38 Tunis Military Court, report of the investigating judge, no. 2/3736, September 22, 2004.
39 Tunis Military Court, case no. 28265.
40 Tunis Military Court, case no. 0464/2004. The court sentenced the in absentia defendants to five eight-year sentences, to run consecutively, on charges of membership in a terrorist organization (art. 13.2 of the 2003 Anti-Terror Law), using a nom de guerre within a terrorist organization (art. 12), undergoing training with a view toward committing terrorist acts (art. 13), procuring arms (art. 16), and procuring a meeting place for a terrorist organization (art. 18).

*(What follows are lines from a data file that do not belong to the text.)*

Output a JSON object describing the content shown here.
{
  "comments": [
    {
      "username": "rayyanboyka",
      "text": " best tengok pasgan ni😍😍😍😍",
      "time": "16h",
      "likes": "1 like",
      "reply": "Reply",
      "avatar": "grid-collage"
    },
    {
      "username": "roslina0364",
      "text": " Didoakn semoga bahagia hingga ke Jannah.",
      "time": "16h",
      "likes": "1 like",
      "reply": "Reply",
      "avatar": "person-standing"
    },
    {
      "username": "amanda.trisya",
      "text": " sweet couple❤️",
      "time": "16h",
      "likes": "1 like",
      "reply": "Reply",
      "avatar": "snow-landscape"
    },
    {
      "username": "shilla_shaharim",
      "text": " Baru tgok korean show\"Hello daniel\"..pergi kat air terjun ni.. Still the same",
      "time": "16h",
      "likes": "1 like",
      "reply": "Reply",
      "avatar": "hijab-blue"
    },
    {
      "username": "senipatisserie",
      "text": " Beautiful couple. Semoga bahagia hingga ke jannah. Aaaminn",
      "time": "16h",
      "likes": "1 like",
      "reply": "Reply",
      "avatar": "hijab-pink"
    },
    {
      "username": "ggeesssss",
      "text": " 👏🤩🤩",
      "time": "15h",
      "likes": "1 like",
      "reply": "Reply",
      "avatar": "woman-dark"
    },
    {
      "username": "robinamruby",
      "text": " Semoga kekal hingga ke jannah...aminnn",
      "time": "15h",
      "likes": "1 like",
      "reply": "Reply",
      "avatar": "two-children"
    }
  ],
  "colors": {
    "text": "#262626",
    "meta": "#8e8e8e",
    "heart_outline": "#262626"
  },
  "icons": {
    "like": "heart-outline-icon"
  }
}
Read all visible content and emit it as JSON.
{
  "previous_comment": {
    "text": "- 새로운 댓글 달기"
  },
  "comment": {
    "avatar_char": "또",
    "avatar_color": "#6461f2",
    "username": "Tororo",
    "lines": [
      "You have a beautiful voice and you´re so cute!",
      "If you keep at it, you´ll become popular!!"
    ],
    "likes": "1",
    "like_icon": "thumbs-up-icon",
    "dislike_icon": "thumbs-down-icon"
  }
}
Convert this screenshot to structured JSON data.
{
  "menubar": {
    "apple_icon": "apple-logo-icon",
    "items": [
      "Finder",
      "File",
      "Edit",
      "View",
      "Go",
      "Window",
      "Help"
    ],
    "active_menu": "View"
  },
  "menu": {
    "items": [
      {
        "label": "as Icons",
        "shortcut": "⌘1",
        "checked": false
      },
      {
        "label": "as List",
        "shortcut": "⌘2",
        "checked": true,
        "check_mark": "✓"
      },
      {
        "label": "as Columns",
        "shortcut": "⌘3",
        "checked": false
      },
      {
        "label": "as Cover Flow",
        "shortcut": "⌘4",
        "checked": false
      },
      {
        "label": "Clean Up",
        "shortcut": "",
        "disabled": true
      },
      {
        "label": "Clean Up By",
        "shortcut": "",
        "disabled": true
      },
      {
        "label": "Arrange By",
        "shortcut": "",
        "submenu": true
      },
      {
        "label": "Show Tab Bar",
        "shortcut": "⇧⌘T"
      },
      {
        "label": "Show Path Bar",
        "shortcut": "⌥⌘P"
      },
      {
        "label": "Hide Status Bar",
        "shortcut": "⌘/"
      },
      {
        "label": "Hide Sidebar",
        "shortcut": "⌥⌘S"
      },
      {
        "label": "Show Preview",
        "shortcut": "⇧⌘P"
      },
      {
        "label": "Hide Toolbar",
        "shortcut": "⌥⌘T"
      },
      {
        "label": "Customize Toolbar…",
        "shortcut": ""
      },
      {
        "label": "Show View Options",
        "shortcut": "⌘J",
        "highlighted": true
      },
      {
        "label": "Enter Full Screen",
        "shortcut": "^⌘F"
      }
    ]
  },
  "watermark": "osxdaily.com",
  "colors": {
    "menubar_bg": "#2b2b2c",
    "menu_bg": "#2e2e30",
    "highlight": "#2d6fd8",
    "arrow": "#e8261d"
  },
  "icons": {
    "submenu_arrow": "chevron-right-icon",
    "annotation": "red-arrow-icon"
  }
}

41 ICCPR, art. 15; see also UN Human Rights Committee, Westerman v. the Netherlands, Communication no. 682/1996, Doc. CCPR/C/67/D/682/1996 (December 13, 1999).
42 Tunis Military Court, case no. 12101. See reference to this case in Amnesty International, Tunisia: The Cycle of Injustice, June 10, 2003, MDE 30/001/2003, http://web.amnesty.org/library/Index/ENGMDE300012003?open&of=ENG-TUN (accessed August 19, 2007).
43 Tunis Military Court, case no. 28265.
44 Tunis Military Court, report of the investigating judge, no. 2/3736, September 22, 2004, in which the term extracted is employed to summarize Ben Hcines claim.
45 Human Rights Watch interview with Samir Ben Amor, Tunis, July 27, 2007.